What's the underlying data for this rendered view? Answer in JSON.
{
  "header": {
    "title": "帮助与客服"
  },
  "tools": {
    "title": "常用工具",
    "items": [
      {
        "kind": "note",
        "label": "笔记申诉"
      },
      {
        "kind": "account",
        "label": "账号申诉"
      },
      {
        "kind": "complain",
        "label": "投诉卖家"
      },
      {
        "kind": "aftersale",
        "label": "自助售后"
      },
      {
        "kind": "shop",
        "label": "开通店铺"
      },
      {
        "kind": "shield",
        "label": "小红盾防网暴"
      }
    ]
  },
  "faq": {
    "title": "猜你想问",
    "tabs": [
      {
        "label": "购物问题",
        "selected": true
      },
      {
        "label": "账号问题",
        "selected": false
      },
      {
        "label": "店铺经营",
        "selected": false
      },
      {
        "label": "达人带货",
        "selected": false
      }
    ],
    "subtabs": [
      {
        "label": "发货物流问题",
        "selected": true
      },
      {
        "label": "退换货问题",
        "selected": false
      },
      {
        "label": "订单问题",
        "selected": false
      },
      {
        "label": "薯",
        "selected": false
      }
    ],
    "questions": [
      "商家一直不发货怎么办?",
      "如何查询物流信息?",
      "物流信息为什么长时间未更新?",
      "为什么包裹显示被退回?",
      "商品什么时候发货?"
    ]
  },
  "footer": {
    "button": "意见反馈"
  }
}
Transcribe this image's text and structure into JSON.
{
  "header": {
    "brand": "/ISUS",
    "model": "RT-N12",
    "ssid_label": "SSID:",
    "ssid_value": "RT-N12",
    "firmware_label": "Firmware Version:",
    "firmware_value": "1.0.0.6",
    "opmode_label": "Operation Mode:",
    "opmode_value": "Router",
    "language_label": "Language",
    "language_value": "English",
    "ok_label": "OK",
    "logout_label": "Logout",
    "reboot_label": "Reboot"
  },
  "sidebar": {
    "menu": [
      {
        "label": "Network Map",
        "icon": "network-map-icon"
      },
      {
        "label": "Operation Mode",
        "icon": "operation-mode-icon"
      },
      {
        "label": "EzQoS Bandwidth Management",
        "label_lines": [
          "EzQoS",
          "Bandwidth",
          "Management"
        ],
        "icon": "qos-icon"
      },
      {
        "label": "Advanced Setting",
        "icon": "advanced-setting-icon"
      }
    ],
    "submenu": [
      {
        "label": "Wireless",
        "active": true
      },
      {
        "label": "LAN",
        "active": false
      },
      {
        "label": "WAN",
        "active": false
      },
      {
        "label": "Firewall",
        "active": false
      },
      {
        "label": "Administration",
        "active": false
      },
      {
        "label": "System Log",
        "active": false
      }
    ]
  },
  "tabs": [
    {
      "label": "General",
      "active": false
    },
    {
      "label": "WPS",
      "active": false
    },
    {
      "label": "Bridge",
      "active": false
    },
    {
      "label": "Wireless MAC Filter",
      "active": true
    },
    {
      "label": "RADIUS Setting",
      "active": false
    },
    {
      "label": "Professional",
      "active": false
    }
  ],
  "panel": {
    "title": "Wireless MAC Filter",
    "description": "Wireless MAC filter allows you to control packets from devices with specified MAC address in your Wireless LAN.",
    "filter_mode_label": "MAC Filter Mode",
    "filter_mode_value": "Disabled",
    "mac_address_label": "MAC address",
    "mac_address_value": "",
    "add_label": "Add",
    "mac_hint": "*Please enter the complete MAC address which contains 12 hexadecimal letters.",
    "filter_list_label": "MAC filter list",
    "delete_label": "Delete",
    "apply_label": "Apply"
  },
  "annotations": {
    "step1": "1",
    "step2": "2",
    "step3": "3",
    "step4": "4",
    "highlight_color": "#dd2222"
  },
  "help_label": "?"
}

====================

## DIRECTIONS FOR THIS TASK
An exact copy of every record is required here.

## WRITTEN ANSWER
What's the underlying data for this rendered view? Answer in JSON.
{
  "header": {
    "title": "帮助与客服"
  },
  "tools": {
    "title": "常用工具",
    "items": [
      {
        "kind": "note",
        "label": "笔记申诉"
      },
      {
        "kind": "account",
        "label": "账号申诉"
      },
      {
        "kind": "complain",
        "label": "投诉卖家"
      },
      {
        "kind": "aftersale",
        "label": "自助售后"
      },
      {
        "kind": "shop",
        "label": "开通店铺"
      },
      {
        "kind": "shield",
        "label": "小红盾防网暴"
      }
    ]
  },
  "faq": {
    "title": "猜你想问",
    "tabs": [
      {
        "label": "购物问题",
        "selected": true
      },
      {
        "label": "账号问题",
        "selected": false
      },
      {
        "label": "店铺经营",
        "selected": false
      },
      {
        "label": "达人带货",
        "selected": false
      }
    ],
    "subtabs": [
      {
        "label": "发货物流问题",
        "selected": true
      },
      {
        "label": "退换货问题",
        "selected": false
      },
      {
        "label": "订单问题",
        "selected": false
      },
      {
        "label": "薯",
        "selected": false
      }
    ],
    "questions": [
      "商家一直不发货怎么办?",
      "如何查询物流信息?",
      "物流信息为什么长时间未更新?",
      "为什么包裹显示被退回?",
      "商品什么时候发货?"
    ]
  },
  "footer": {
    "button": "意见反馈"
  }
}
Transcribe this image's text and structure into JSON.
{
  "header": {
    "brand": "/ISUS",
    "model": "RT-N12",
    "ssid_label": "SSID:",
    "ssid_value": "RT-N12",
    "firmware_label": "Firmware Version:",
    "firmware_value": "1.0.0.6",
    "opmode_label": "Operation Mode:",
    "opmode_value": "Router",
    "language_label": "Language",
    "language_value": "English",
    "ok_label": "OK",
    "logout_label": "Logout",
    "reboot_label": "Reboot"
  },
  "sidebar": {
    "menu": [
      {
        "label": "Network Map",
        "icon": "network-map-icon"
      },
      {
        "label": "Operation Mode",
        "icon": "operation-mode-icon"
      },
      {
        "label": "EzQoS Bandwidth Management",
        "label_lines": [
          "EzQoS",
          "Bandwidth",
          "Management"
        ],
        "icon": "qos-icon"
      },
      {
        "label": "Advanced Setting",
        "icon": "advanced-setting-icon"
      }
    ],
    "submenu": [
      {
        "label": "Wireless",
        "active": true
      },
      {
        "label": "LAN",
        "active": false
      },
      {
        "label": "WAN",
        "active": false
      },
      {
        "label": "Firewall",
        "active": false
      },
      {
        "label": "Administration",
        "active": false
      },
      {
        "label": "System Log",
        "active": false
      }
    ]
  },
  "tabs": [
    {
      "label": "General",
      "active": false
    },
    {
      "label": "WPS",
      "active": false
    },
    {
      "label": "Bridge",
      "active": false
    },
    {
      "label": "Wireless MAC Filter",
      "active": true
    },
    {
      "label": "RADIUS Setting",
      "active": false
    },
    {
      "label": "Professional",
      "active": false
    }
  ],
  "panel": {
    "title": "Wireless MAC Filter",
    "description": "Wireless MAC filter allows you to control packets from devices with specified MAC address in your Wireless LAN.",
    "filter_mode_label": "MAC Filter Mode",
    "filter_mode_value": "Disabled",
    "mac_address_label": "MAC address",
    "mac_address_value": "",
    "add_label": "Add",
    "mac_hint": "*Please enter the complete MAC address which contains 12 hexadecimal letters.",
    "filter_list_label": "MAC filter list",
    "delete_label": "Delete",
    "apply_label": "Apply"
  },
  "annotations": {
    "step1": "1",
    "step2": "2",
    "step3": "3",
    "step4": "4",
    "highlight_color": "#dd2222"
  },
  "help_label": "?"
}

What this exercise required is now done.